**SUPPLIED DATA**
::::::::

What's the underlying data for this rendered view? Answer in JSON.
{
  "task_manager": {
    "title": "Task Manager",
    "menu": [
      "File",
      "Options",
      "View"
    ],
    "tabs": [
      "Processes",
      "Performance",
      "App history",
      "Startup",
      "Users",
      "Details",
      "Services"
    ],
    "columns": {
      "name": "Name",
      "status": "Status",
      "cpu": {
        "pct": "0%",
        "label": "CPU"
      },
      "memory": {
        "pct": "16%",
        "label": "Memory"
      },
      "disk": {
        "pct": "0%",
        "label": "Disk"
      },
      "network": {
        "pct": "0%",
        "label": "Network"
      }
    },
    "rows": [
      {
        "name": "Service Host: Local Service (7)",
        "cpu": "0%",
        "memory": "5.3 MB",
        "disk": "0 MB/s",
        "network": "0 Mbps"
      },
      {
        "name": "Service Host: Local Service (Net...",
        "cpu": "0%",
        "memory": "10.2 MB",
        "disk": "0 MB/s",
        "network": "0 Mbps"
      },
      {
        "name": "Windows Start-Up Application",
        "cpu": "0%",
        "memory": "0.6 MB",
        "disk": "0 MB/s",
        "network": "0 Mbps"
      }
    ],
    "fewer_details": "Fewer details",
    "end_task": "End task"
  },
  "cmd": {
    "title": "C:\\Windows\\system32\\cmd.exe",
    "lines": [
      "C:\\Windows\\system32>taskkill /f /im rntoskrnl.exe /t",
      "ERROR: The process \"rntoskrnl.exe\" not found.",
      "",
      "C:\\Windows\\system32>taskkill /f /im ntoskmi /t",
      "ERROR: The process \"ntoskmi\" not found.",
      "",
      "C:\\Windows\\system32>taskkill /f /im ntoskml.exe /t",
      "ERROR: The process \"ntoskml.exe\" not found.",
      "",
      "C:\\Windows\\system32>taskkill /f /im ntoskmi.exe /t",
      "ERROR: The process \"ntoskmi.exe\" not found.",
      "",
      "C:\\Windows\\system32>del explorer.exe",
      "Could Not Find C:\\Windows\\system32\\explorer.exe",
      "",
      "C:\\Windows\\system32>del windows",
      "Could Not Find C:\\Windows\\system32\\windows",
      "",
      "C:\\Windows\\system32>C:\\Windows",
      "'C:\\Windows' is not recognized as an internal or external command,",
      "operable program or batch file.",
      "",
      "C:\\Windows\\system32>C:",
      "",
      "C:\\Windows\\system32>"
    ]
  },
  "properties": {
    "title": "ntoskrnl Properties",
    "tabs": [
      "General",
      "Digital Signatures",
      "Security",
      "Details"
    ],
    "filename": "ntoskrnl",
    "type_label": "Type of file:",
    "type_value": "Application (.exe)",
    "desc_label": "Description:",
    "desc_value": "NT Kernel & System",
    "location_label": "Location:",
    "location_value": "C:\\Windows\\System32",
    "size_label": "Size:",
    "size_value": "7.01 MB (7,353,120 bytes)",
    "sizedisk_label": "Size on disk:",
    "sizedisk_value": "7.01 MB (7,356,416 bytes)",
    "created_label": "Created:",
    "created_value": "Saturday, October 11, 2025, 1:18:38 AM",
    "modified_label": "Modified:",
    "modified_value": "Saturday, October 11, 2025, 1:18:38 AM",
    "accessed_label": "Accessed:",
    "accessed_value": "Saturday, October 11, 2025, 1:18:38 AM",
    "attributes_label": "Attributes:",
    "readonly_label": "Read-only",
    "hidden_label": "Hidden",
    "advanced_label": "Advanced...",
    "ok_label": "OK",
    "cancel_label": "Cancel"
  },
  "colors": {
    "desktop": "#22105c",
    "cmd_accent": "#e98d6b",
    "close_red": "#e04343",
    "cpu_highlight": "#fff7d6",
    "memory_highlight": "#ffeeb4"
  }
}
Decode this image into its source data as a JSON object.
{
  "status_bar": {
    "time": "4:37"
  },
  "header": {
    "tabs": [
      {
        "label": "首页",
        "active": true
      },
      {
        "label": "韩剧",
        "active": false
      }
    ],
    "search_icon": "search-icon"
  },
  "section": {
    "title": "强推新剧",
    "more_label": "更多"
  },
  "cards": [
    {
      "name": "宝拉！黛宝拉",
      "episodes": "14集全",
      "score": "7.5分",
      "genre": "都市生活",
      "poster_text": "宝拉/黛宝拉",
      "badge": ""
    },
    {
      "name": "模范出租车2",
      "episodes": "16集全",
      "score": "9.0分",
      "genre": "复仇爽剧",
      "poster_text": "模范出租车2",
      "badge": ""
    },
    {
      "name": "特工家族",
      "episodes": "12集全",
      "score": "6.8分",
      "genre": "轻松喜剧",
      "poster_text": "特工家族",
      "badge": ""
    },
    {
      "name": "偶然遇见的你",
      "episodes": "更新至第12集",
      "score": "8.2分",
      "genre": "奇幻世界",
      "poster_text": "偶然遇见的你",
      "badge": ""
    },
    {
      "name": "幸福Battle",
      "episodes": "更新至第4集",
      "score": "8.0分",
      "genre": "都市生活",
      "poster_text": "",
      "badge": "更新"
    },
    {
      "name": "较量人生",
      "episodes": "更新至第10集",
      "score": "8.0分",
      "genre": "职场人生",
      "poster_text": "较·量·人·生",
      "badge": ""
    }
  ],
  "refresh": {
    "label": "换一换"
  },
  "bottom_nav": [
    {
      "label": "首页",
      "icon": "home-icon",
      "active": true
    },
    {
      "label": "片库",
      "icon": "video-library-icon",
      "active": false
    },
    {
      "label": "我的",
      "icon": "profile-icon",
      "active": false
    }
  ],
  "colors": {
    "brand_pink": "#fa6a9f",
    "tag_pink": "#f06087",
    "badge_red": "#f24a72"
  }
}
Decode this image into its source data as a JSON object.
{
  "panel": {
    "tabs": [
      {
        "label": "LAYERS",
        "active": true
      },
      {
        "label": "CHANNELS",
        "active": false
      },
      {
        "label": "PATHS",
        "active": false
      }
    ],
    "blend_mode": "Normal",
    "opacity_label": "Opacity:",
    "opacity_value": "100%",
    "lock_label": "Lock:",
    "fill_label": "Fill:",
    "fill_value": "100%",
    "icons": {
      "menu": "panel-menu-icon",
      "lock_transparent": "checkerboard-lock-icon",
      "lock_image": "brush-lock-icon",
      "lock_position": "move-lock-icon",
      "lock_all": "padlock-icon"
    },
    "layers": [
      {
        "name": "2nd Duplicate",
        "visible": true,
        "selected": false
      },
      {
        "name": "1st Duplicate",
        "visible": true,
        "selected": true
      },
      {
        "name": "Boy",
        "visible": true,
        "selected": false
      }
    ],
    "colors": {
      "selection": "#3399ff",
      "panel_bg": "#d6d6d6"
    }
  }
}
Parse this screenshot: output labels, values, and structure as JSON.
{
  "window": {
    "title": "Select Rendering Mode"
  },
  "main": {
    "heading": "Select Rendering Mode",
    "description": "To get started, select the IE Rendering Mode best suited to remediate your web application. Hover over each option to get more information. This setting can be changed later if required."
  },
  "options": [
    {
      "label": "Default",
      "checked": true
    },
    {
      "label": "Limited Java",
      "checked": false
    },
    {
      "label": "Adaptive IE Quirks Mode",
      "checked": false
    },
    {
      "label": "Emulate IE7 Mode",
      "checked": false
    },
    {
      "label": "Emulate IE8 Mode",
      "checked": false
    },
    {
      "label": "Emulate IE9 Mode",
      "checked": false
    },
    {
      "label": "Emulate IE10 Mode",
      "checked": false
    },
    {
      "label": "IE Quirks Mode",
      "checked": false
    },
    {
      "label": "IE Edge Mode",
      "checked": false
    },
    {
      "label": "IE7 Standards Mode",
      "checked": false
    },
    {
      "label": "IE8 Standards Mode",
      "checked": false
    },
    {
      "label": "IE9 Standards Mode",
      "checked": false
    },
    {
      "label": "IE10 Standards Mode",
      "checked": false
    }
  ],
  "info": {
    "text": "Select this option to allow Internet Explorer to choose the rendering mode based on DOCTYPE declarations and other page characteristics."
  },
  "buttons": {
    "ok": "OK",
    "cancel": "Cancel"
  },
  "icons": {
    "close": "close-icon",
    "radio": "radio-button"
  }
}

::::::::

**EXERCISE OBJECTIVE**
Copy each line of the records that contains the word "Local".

**RESPONSE FOR THIS EXERCISE**
        "name": "Service Host: Local Service (7)",
        "name": "Service Host: Local Service (Net...",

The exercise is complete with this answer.